Mill around in history
The changes have been very rapid. In the course of just two or three generations, we have become so far removed from the source of our food that few people would consider baking their own bread, let alone lugging sacks of oats or wheat down to the mill, and returning with meal to make oatcakes and porridge. Food processing and factory farming, on the scale we see nowadays, didn't exist 50 or 60 years ago. And you can be sure that no one would have thought of making a song and dance about "organic" produce, "stone-ground" flour or "free-range" eggs as all farming was organic out of necessity - not choice.

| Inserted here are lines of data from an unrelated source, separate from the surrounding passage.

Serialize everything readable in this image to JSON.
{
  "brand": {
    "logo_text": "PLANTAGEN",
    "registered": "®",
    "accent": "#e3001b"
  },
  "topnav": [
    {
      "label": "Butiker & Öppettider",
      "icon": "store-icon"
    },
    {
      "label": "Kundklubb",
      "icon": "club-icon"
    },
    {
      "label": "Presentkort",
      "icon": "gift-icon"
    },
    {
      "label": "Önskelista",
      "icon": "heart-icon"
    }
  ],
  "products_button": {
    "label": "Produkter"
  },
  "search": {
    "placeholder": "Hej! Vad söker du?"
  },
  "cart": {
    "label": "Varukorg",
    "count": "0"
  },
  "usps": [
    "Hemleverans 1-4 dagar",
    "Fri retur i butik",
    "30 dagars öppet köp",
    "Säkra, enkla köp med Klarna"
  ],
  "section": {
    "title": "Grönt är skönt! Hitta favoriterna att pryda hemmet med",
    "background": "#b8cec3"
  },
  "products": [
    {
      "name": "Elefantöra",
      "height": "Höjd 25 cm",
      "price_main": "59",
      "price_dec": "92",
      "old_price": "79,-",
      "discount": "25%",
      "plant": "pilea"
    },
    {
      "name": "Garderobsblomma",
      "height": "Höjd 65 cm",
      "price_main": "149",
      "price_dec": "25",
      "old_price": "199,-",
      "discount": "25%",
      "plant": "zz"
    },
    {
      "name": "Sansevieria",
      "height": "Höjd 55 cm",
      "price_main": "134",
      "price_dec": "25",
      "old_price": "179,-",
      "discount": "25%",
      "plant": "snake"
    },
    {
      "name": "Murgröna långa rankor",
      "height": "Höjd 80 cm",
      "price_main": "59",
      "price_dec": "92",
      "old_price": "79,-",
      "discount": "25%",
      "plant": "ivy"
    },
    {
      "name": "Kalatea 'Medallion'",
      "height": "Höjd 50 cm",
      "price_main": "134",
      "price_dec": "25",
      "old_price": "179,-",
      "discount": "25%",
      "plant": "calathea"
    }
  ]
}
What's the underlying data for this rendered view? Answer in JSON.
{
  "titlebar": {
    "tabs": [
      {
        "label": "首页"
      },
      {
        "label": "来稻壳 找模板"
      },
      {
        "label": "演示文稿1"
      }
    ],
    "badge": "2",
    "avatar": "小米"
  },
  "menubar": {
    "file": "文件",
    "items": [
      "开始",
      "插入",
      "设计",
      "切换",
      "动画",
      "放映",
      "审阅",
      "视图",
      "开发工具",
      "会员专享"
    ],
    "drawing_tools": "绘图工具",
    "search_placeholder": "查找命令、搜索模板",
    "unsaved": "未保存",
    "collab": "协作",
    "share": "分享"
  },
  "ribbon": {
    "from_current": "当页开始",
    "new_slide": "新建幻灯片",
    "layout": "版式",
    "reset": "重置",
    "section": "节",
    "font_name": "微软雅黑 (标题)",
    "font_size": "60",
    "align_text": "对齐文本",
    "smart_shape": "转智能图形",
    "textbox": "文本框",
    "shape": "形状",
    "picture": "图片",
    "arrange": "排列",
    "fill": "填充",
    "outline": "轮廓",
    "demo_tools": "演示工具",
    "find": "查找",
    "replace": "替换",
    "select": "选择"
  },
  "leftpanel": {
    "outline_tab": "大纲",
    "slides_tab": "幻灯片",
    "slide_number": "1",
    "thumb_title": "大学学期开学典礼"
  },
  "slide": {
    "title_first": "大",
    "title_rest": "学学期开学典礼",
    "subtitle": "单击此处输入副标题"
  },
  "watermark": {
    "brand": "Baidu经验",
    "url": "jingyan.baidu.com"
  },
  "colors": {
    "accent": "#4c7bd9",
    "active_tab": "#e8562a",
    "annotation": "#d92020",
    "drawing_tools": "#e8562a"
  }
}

Records show there has been a mill on this site since the 1590s, but the cluster of red pan-tiled buildings mainly date from the 17th and 18th century. At one time every estate had its own watermill but they became uneconomic as modern milling methods developed, and most are now ruined.
Preston Mill continued to operate on a small scale, despite deteriorating machinery, until the 1950s, when it was given to the National Trust for Scotland and "adopted" by a milling giant, Rank Hovis McDougall, which financed a great deal of restoration work.
The mill pond is filled with water diverted from a weir on the nearby river Tyne and is home to a number of Muscovy ducks and their ducklings - which thrive on the packed lunches fed to them by visiting children. Feathered distractions aside, children enjoy watching the mill pond filling up prior to the opening of the draw gate, and the torrent of water which pours through is generally described as "really cool" - which is praise indeed from 10 and 11 year olds.
The power generated by the water wheel is harnessed by a system of gears, shafts and pulleys connected to the machinery in the mill. Children can see how the cockler removed corn cockle seeds and dirt before the grain was transported along conveyers and an Archimedes screw to the shelling and milling stones.
Sadly, no meal is actually ground here now, but there is an exhibition area where children can operate a number of models which demonstrate aspects of milling and gearing. Before the grain could be milled it had to be dried in the kiln. This has an odd, lopsided roof which gives the mill buildings a slightly comical, fairy-tale air. It's an ideal subject for a sketching project - as is the nearby Phantassie doocot.
With a doocot on his estate, the local laird was guaranteed fresh meat right through the winter - at the expense of his tenant farmers whose crops were frequently ravaged by the foraging pigeons. A key is available at Preston Mill if you want to see the 500 nesting boxes inside, but watch out for the fleas which live in the pigeon litter - they have a voracious appetite for ankles and the itching persists for days.
By the 18th century, farmers, particularly in East Lothian, were enthusiastically introducing all sorts of changes to traditional farming practices. Runrigs were ousted in favour of bigger fields and turnips were introduced as a crop to feed the cattle in winter - thus adding a bit of variety to an unrelenting diet of pigeon pie.
The agricultural revolution also led to the development of labour-saving equipment. James Meikle of Phantassie developed a way to polish pot barley after spying on the processes used by Dutch millers -industrial espionage is nothing new. And his son, Andrew Meikle, who is buried in the churchyard in East Linton, is credited with inventing the threshing machine.
Another local lad, James Rennie, was born at Phantassie Farm. His achievements as a civil engineer include the building of London Bridge and Waterloo Bridge.
Contact: East Linton, East Lothian EH40 3DS. Tel: 01620 860426. Open: MaySeptember, MonSat 11am1pm, 2pm5.30pm, Sun 1.30pm5.30pm, weekends in October 1.30pm4pm; special arrangements for school parties. Cost: Pounds 1.60, family ticket Pounds 4.20, children and school parties Pounds 1, teachers free. Allow at least an hour to look around, plus extra time for a picnic or snack. Education pack, handling box available.